I have to forcibly pull myself back to the present. I am at home, safe in my bed with my husband by my side. Our now one-year-old son is sleeping peacefully in his nursery. And yet, I am covered in a cold sweat and my heart is pounding. My whole body is rigid with the tension that has engulfed me and I am despondent that it is yet another night in which these intrusive memories have taken hold of me.
My son was born at 28 weeks gestation, via an emergency caesarean, when I developed a life-threatening pregnancy complication. The first year of his life I spent in survival mode, focusing on keeping him alive and healthy. Months in the NICU, surgery, endless specialist appointments, hospital readmissions, failure to thrive, struggling to breastfeed. But now, one year on, things had finally settled down and life was returning to normal.

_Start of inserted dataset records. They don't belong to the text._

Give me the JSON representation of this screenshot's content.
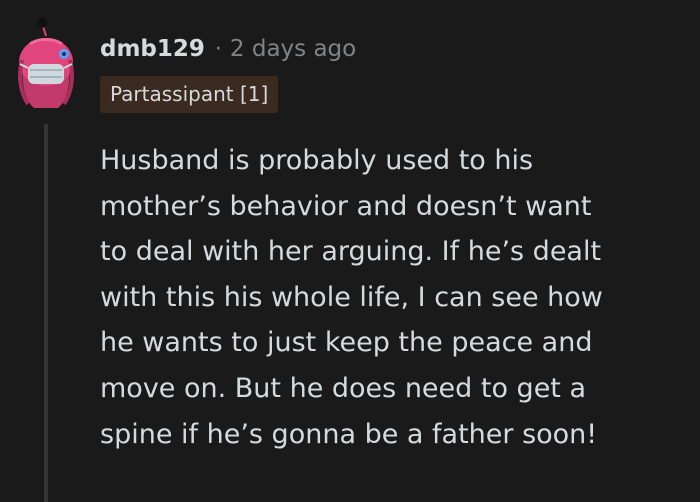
{
  "comment": {
    "username": "dmb129",
    "separator": "·",
    "timestamp": "2 days ago",
    "flair": "Partassipant [1]",
    "body_lines": [
      "Husband is probably used to his",
      "mother’s behavior and doesn’t want",
      "to deal with her arguing. If he’s dealt",
      "with this his whole life, I can see how",
      "he wants to just keep the peace and",
      "move on. But he does need to get a",
      "spine if he’s gonna be a father soon!"
    ]
  },
  "avatar": {
    "icon": "snoo-avatar-icon",
    "hair_color": "#e0457b",
    "mask_color": "#cfd8dc"
  },
  "colors": {
    "background": "#1a1a1b",
    "text": "#d7dadc",
    "muted": "#818384",
    "flair_bg": "#3a2a20",
    "thread_line": "#343536"
  }
}
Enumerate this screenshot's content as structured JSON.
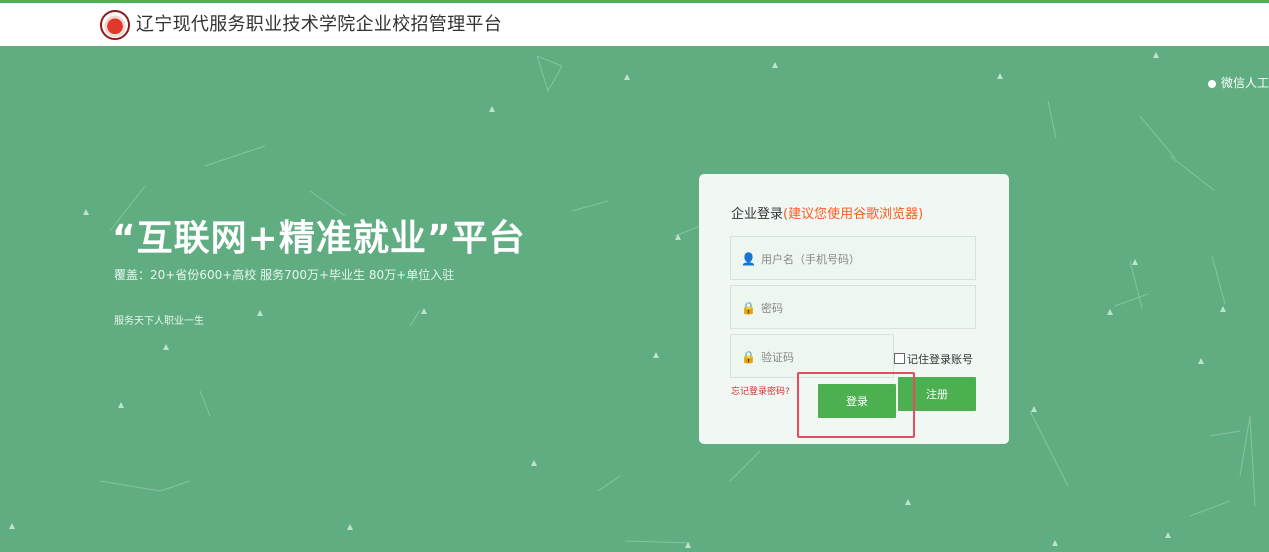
{
  "header": {
    "logo_icon": "college-logo-icon",
    "title": "辽宁现代服务职业技术学院企业校招管理平台"
  },
  "hero": {
    "wechat_label": "微信人工",
    "slogan": "“互联网+精准就业”平台",
    "coverage": "覆盖：20+省份600+高校   服务700万+毕业生   80万+单位入驻",
    "motto": "服务天下人职业一生"
  },
  "login": {
    "title": "企业登录",
    "browser_tip": "(建议您使用谷歌浏览器)",
    "username_placeholder": "用户名（手机号码）",
    "password_placeholder": "密码",
    "captcha_placeholder": "验证码",
    "remember_label": "记住登录账号",
    "forgot_label": "忘记登录密码?",
    "login_button": "登录",
    "register_button": "注册"
  },
  "colors": {
    "background": "#5fad80",
    "accent": "#4caf50",
    "tip": "#ff5a1f",
    "highlight": "#e84a5f"
  }
}
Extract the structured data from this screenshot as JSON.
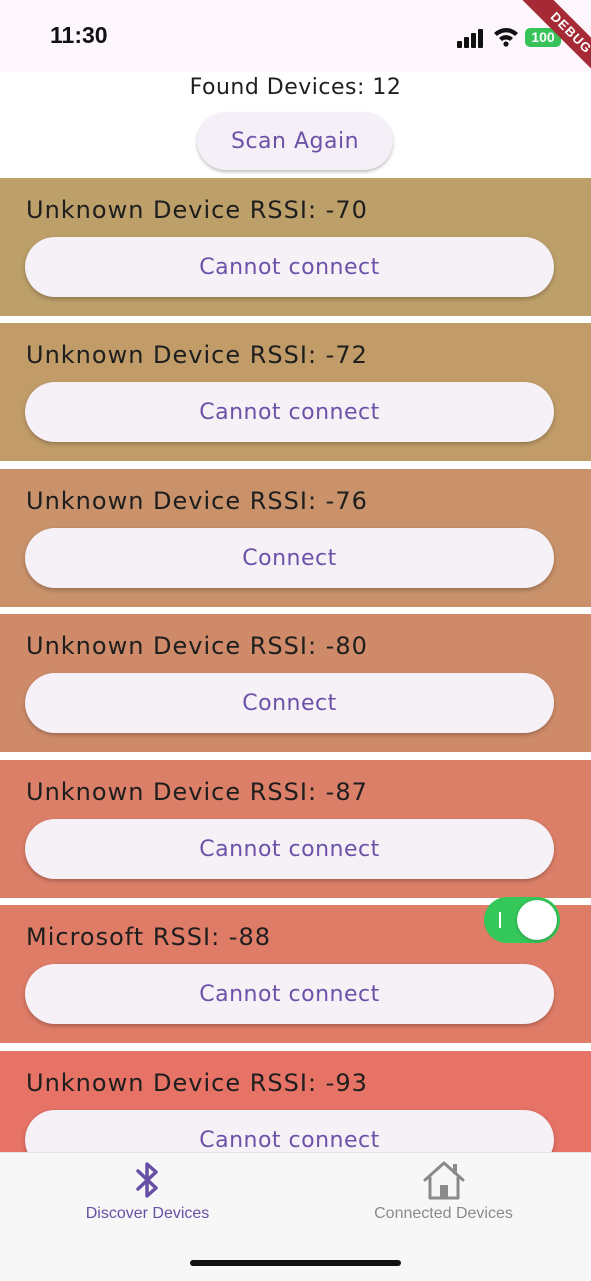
{
  "status_bar": {
    "time": "11:30",
    "battery": "100"
  },
  "debug_banner": "DEBUG",
  "header": {
    "found_text": "Found Devices: 12",
    "scan_button": "Scan Again"
  },
  "devices": [
    {
      "title": "Unknown Device RSSI: -70",
      "button": "Cannot connect",
      "color": "#bd9f69"
    },
    {
      "title": "Unknown Device RSSI: -72",
      "button": "Cannot connect",
      "color": "#c19c69"
    },
    {
      "title": "Unknown Device RSSI: -76",
      "button": "Connect",
      "color": "#c9926a"
    },
    {
      "title": "Unknown Device RSSI: -80",
      "button": "Connect",
      "color": "#cf8b69"
    },
    {
      "title": "Unknown Device RSSI: -87",
      "button": "Cannot connect",
      "color": "#dc7f68"
    },
    {
      "title": "Microsoft RSSI: -88",
      "button": "Cannot connect",
      "color": "#df7c67"
    },
    {
      "title": "Unknown Device RSSI: -93",
      "button": "Cannot connect",
      "color": "#e77266"
    }
  ],
  "toggle": {
    "on": true,
    "color": "#34c759"
  },
  "bottom_nav": {
    "items": [
      {
        "label": "Discover Devices",
        "icon": "bluetooth-icon",
        "active": true,
        "color": "#6750a4"
      },
      {
        "label": "Connected Devices",
        "icon": "home-icon",
        "active": false,
        "color": "#8a8a8a"
      }
    ]
  }
}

I had nothing left to worry about. My son was alive and well. I was full of joy and contentment. Life was wonderful! And yet, though I tried to ignore it, there was anxiety and distress lurking in the darkness. Whenever I let my thoughts wander, they immediately returned to the birth. Endlessly sifting through the memories.
Why couldn’t I just let it go? Why couldn’t I sleep? Why would the slightest things trigger a cascade of memories and panic?
I found the answer to these questions when I sort help from my GP for my insomnia. I was diagnosed with Postpartum Post Traumatic Stress Disorder.
The diagnosis left me feeling self-conscious and confused. I thought that PTSD was something that only veteran soldiers got. Those that have seen or experienced unspeakable violence. How could this be happening to me? I merely had a baby (albeit in fairly dramatic circumstances), something that women do everyday.